It’s always sad to say goodbye to summer, but that just means the cooler days of fall are right around the corner.
Fall is our favorite season and we look forward to hiking through the changing leaves with our pups, sipping cider around campfires and, hopefully, doing some good foraging. And it will be even more exciting when we get to do this in different parts of the country.
We love the idea of foraging wild ingredients for salads, side dishes, and drinks. However, with so many wild foods that grow along hiking trails and streams, it can be a little overwhelming.
So, we’re going to play it safe and start slow with some easy to identify wild edibles.
We’ve broken it down into 4 main categories and we suggest having one or two in mind when heading out, because even if you’re not picking right now, it’s good to go out and familiarize yourself with them.
Berries & Fruits
- Blackberries/Raspberries/Elderberries: Sweet ripe berries can be foraged late summer into fall. Never eat unfamiliar berries in the wild. Make sure you can identify the plant without berries on it. Fresh berries spoil quickly, so they should be used the same day they are picked. Learn More
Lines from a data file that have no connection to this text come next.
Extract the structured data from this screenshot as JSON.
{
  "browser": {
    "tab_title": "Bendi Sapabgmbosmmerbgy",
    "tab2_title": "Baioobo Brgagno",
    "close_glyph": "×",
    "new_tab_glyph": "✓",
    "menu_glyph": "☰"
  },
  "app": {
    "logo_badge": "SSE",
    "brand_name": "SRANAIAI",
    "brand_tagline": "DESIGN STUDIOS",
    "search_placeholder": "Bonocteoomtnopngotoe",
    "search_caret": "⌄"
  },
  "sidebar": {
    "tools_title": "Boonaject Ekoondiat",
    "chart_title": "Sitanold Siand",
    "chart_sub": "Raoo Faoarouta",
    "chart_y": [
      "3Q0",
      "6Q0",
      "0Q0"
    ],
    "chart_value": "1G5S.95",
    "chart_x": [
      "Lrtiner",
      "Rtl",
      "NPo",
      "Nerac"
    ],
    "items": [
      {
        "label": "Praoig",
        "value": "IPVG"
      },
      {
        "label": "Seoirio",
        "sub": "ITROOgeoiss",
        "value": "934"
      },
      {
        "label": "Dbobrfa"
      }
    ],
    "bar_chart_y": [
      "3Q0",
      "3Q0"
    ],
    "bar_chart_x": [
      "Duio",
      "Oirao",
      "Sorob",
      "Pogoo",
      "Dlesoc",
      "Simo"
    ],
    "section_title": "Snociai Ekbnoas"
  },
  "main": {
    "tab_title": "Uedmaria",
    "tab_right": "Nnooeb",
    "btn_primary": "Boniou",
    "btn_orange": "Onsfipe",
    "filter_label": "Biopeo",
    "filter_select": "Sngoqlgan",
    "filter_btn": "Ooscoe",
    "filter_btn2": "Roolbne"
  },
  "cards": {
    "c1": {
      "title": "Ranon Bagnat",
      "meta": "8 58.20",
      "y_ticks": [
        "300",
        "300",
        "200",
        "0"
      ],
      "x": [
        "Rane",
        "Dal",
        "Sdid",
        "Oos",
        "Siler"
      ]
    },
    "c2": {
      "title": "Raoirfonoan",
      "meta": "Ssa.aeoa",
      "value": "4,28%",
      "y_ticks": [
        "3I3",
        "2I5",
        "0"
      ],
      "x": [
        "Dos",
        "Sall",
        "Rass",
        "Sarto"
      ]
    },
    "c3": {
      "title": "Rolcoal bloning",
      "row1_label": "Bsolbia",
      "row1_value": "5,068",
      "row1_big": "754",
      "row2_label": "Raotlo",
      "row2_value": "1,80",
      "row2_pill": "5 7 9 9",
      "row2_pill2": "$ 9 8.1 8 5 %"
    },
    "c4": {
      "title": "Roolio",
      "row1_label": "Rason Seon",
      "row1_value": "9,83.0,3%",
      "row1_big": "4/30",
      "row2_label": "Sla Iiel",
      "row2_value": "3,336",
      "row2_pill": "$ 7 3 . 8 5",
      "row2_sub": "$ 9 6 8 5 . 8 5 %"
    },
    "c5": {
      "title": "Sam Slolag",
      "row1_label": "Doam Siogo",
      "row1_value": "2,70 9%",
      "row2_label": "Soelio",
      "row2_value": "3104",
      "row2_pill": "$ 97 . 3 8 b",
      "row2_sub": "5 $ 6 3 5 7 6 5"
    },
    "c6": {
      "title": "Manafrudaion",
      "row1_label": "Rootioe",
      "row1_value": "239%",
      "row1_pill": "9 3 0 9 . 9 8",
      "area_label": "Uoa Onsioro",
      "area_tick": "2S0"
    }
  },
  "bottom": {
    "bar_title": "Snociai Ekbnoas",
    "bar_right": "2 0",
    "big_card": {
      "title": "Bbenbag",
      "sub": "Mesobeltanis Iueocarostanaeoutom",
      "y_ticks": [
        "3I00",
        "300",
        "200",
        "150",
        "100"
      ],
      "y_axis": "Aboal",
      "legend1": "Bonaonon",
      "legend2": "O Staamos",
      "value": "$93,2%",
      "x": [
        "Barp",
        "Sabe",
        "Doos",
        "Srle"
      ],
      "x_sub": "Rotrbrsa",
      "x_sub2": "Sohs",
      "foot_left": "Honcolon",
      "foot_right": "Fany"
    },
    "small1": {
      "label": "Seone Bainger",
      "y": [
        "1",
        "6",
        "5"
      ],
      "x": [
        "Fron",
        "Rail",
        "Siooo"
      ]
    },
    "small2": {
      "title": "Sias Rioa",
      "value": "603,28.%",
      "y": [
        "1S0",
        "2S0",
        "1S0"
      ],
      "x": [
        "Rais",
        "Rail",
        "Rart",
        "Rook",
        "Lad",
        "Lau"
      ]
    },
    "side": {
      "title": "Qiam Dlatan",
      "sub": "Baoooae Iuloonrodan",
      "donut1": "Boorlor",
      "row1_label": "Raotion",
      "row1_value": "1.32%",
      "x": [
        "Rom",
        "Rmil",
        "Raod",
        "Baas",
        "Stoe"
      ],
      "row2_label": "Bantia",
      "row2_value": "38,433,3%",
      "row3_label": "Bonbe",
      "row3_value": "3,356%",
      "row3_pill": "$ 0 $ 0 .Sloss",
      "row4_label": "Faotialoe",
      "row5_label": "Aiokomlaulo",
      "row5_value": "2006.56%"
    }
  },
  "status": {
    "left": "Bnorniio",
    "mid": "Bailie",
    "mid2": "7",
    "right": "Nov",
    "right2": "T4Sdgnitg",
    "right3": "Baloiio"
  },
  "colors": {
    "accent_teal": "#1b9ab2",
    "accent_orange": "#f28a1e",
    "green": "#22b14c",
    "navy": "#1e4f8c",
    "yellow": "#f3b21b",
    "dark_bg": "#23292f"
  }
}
- Apples: Everyone knows what apples look like, and if you’re lucky enough to find a couple of trees on a walk, grab a few ripe ones and taste them. Sweet ones can be used just like popular cultivated varieties. The more bitter “crab apples” make excellent ciders & wine. Learn More
- Rose Hips: If you have rose bushes, you can find these in your own backyard. These are the fruit of the rose that look like large berries in late fall. Discard the seeds and use the flesh to make syrup or jelly. Turn them into wine or dry them for tea. Learn More
Caution: Make certain the rose bushes haven’t been sprayed with pesticides or any other chemicals. Yuck!
- Cattails: The roots are tubers that, once peeled and cooked, have a potato-like flavor. They are a great source of starch for flatbreads and as a soup thickener. Roots can also be dried and made into flour. Learn More
- Dandelion Root: The roots of this common flower are a natural detoxifier and when roasted it can be used as a caffeine free coffee replacement. It’s best to harvest the root in late fall or early spring, as the plant stores up its energy and vitamins in the roots. Learn More
- Chicory: A cousin to the dandelion, its bitter roots aid in digestion, contain inulin for your gut bacteria, and are also used as a detoxifier. Most recipes recommend roasting it, which makes it easier to store and use. Learn More
- Sweet Chestnut: These prickly shells are easy to spot, but wait until mid to late fall to forage when they are a deep reddish brown all over. Find shells that are only open slightly, and roll on the ground to retrieve the nut inside. Soak then roast/dehydrate the nuts for long term storage. Learn More
- Pear-Shaped & Giant Puffball Mushrooms: Amongst the easiest mushrooms to identify, these mushrooms grow on decaying logs, debris, and open pasture. With colors ranging from white to olive brown, only the white ones should be picked for eating. Learn More
- Hen of the Woods: This giant mushroom has a greyish brown cap and often blends in with fallen leaves, however the size often gives it away. Delicious in a variety of dishes, it can also be canned and/or frozen. Learn More
- Oyster Mushrooms: These delicate greyish-brown mushrooms are wonderful when sauteed with onions and garlic. It’s a prolific fall variety found in dry creek beds and around softwood trees. Learn More
Rules to follow:
Never eat anything you cannot 110% identify. Double and triple check. Ask a local expert and consult professional field guides. It is not worth the risk of poisoning yourself.
Do not forage along busy roadsides, highways, train tracks or commercial growing fields where chemicals may have been sprayed. Do some research on the area where you plan to forage.
Always locate the owner of the property where you want to forage and ask for permission first. Do not assume a property is public domain or abandoned just because you do not see any structures around. Research the laws in the area pertaining to foraging on public lands and green spaces and obey them.
Do not take more than you need. Always leave as much of the plant as possible so that it can survive and propagate, meaning more for next year. Research the plants you want to forage for and make sure they are not at risk of becoming endangered or already endangered. If they are, leave them be or, better yet, grow them in your garden instead.